"The Wire" has been cut. "The Sopranos" has faded to black. "Six Feet Under" has gone to its grave. And "Battlestar Galactica" has completed its interstellar voyage. Is TV's golden age over?
Entertainment Weekly seems to think so, but I'm not as pessimistic. Maybe that's because I avoided "The Apprentice: Celebrity Edition," which could have been renamed "I'm a Celebrity, Get Me Out of Here" if another show hadn't already claimed that title. (If boardroom tantrums by Melissa Rivers seem like the nadir of network television, it's only because we've willfully forgotten about the televised boxing match between Tonya "axels of evil" Harding and rival ice queen Paula Jones.)
And yet, there's much to be optimistic about. Television has been irrevocably altered by premium and basic cable. Many of the best writers in Hollywood are now working on the small screen. Why? In part, because they have freedom to develop complex story lines with more finely developed arcs than they could ever pull off in a 120-minute movie.
In a recent column comparing the movie "Revolutionary Road" and the similarly themed TV series "Mad Men," Variety's ever-thoughtful TV critic, Brian Lowry, observed that Leo-Kate movie barely had time to satisfactorily shape its characters' arcs in a nuanced way. Longform storytelling in television, on the other hand, allows for the sort of complexity that "Revolutionary Road" is missing.
Lowry concludes, "While mainstream movies have become the understandable vehicle of choice for visualizing comic books and graphic novels, more intricate dramatic storytelling has found a

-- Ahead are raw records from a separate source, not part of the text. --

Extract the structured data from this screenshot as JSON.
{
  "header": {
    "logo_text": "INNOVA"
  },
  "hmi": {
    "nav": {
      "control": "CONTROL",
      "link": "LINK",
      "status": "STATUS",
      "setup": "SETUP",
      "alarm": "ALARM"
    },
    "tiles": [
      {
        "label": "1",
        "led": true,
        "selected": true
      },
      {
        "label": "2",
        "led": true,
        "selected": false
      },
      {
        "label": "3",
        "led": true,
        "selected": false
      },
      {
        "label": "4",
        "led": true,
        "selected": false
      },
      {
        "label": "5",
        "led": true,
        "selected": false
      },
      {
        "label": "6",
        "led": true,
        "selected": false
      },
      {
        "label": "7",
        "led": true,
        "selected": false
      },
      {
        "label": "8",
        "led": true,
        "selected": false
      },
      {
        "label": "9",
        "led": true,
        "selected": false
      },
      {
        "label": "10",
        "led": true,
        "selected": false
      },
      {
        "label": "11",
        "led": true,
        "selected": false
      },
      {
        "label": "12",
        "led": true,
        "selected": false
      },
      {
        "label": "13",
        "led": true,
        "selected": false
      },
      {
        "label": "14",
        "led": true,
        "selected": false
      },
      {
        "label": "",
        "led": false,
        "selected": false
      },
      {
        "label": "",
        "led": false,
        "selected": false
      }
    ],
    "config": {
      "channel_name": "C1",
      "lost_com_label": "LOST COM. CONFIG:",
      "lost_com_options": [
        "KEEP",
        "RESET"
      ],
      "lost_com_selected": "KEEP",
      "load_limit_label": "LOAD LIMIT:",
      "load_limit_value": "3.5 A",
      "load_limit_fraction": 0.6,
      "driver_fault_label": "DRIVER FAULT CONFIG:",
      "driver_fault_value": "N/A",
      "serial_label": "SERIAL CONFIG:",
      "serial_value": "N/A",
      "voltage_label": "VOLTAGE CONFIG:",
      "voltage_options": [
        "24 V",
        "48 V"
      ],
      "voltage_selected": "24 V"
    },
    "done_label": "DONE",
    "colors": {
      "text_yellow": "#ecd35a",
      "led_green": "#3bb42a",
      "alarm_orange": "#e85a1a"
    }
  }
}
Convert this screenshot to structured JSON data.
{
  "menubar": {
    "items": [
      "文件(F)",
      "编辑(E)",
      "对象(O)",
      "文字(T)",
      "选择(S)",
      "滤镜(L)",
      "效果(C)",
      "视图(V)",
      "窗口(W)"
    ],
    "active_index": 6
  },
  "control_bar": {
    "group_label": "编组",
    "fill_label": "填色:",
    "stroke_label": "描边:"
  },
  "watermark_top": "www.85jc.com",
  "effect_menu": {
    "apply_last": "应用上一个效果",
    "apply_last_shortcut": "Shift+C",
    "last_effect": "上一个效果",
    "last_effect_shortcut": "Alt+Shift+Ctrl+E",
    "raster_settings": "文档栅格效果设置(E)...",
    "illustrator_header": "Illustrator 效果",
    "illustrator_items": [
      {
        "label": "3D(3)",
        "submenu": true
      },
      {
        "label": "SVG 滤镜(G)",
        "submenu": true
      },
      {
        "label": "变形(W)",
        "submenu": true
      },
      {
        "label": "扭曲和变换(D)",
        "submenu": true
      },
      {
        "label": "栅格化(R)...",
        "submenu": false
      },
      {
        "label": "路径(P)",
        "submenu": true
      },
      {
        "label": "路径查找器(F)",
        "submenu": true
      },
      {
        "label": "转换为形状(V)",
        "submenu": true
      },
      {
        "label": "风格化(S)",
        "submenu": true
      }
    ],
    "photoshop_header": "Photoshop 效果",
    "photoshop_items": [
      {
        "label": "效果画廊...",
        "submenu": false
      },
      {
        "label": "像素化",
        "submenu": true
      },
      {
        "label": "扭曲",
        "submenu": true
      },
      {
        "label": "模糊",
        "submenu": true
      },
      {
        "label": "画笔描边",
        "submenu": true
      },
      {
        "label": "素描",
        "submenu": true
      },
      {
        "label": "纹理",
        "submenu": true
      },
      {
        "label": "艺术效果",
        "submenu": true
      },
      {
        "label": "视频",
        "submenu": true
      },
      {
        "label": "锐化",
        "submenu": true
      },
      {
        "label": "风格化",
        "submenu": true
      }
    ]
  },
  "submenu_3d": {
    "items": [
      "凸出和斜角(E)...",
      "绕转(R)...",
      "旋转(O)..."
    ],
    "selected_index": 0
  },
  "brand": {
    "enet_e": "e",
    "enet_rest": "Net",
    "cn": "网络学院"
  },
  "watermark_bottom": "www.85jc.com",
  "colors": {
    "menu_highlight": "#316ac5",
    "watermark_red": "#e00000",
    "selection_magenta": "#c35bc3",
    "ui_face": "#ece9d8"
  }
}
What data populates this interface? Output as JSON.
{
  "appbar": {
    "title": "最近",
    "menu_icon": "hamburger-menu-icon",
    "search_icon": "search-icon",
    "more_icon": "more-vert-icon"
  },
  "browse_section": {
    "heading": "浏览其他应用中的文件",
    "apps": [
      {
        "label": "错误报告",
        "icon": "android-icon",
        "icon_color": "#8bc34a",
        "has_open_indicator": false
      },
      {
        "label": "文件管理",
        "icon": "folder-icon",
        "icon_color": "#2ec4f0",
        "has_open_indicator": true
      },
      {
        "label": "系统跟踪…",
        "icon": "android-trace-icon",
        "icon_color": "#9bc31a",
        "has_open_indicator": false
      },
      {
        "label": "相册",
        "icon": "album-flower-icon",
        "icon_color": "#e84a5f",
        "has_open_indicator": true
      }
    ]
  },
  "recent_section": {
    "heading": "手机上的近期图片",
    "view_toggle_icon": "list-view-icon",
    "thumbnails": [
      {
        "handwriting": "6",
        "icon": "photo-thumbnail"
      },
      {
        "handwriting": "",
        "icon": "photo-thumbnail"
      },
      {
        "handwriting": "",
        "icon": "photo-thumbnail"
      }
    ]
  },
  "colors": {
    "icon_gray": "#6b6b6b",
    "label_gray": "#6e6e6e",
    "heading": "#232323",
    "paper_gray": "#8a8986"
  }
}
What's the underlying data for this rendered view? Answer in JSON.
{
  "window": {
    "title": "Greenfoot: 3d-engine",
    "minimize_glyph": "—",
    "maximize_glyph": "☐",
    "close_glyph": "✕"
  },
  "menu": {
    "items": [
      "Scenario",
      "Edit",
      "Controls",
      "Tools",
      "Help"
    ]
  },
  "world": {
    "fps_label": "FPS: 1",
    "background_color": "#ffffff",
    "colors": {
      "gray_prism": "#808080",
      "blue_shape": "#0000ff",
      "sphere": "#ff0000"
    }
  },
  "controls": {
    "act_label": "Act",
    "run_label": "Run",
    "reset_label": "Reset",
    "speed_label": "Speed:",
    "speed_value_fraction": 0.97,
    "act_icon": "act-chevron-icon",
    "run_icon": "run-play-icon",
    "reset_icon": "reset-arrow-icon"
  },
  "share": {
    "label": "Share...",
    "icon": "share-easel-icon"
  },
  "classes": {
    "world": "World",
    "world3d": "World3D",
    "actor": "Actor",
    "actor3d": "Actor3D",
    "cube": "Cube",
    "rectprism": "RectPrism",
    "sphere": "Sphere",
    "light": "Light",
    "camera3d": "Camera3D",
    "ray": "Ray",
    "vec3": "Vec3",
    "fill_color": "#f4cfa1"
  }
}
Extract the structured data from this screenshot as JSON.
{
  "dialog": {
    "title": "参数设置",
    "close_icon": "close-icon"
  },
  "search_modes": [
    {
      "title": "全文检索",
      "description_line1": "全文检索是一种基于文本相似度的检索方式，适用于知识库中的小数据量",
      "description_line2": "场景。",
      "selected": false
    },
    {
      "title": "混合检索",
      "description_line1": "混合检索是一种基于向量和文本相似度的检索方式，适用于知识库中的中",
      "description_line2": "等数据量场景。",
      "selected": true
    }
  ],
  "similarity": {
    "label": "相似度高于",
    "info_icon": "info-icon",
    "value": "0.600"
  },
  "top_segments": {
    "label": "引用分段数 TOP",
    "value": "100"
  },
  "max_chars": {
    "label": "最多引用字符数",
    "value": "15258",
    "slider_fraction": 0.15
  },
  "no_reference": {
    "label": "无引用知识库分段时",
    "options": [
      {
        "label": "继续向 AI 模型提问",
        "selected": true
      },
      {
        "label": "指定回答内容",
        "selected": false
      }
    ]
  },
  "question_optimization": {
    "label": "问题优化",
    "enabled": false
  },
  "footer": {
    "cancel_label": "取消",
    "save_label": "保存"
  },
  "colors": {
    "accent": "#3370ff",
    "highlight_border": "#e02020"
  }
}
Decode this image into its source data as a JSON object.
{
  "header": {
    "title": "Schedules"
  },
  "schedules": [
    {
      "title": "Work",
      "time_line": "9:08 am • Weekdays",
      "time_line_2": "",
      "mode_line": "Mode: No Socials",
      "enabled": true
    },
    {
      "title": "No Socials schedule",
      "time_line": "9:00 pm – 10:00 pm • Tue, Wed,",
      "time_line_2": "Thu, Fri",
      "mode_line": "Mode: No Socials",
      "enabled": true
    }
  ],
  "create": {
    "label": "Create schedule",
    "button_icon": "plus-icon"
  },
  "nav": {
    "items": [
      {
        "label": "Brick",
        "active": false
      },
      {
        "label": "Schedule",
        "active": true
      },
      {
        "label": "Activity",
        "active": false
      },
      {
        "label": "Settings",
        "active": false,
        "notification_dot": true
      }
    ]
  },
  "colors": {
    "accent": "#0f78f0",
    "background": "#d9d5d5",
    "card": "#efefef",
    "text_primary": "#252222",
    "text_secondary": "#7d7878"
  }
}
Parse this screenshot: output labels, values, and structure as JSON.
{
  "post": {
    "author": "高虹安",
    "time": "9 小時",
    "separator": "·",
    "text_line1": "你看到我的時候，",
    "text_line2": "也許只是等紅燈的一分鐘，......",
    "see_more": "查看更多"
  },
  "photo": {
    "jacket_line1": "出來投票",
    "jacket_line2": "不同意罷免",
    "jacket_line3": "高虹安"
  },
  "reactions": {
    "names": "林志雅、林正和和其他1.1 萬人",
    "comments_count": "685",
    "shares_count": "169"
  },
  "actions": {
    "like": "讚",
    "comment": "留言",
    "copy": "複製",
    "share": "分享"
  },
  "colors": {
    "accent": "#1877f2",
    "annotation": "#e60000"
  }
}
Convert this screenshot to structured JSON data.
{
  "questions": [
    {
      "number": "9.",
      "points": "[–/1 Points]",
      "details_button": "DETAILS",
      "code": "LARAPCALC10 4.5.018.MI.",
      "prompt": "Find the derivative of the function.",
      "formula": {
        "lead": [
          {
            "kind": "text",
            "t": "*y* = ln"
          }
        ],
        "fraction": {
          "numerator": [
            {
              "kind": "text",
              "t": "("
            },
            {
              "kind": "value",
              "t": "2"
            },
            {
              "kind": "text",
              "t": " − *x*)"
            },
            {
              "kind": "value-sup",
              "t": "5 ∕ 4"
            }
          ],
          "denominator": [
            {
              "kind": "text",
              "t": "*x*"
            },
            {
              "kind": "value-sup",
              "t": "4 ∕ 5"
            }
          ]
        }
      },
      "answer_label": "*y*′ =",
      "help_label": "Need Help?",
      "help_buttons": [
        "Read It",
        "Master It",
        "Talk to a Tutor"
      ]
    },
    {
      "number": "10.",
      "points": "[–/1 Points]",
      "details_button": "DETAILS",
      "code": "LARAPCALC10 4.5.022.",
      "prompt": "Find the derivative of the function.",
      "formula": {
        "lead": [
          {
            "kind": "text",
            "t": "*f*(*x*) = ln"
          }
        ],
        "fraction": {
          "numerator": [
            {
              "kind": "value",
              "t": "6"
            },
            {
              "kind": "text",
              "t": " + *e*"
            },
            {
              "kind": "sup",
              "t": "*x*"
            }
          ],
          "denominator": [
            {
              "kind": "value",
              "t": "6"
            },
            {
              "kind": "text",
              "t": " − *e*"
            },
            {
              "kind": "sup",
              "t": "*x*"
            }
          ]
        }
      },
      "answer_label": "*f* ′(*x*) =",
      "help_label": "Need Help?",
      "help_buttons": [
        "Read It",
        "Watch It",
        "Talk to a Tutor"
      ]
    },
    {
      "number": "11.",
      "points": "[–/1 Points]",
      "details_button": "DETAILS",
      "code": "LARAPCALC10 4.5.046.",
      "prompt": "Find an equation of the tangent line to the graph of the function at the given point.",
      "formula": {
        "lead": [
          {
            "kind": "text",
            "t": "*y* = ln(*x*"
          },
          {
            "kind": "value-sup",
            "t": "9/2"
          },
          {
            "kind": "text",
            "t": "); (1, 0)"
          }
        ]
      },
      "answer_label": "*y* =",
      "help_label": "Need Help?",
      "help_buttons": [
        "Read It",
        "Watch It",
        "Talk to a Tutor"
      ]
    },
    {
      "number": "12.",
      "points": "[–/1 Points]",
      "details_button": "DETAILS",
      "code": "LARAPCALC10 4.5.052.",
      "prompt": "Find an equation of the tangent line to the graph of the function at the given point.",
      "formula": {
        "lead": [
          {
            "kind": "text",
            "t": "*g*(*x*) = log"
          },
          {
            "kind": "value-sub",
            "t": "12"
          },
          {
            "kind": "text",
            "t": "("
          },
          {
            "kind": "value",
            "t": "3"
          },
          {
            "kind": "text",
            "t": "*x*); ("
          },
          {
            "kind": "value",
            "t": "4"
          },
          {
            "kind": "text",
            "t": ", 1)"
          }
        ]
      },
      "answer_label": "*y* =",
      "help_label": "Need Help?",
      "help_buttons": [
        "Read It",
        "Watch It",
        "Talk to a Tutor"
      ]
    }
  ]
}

particularly satisfying home in television, capitalizing on the medium's novelistic latitude to develop characters over extended arcs, whether that's 'The Wire' -- really the great American novel in TV form -- or programs such as 'Big Love' and "Mad Men.' It's been a long road (more evolutionary than revolutionary) to this juncture. Yet after years in which TV has suffered from an inferiority complex vis-a-vis movies, at certain key nodes those lines have been erased --
so much so that many of this generation's finest creative moments are, indeed, being televised."
Granted, there are some troubling trends, too. For a while there, it seemed that audiences were less interested in predictable procedurals than they were in ambitious sagas such as "Lost." But that fad has, sadly, passed. The most popular shows on TV nowadays are once again “NCIS,” “CSI,” "Cold Case,” and “The Mentalist.” Frankly, it's a miracle that "Friday Night Lights" is still on the air. Moreover, the fall schedule is filled with even more shows about lawyers, cops, and doctors.
As networks struggle to hang on to viewers in the long-tail era, a certain conservatism is inevitable. But as network television retrenches through cost-cutting moves such as moving Jay Leno to 10 p.m., more viewers will likely look to TNT, AMC, USA, FX, Showtime, and HBO for salvation. The days of network monopoly are over. The medium's future looks bright.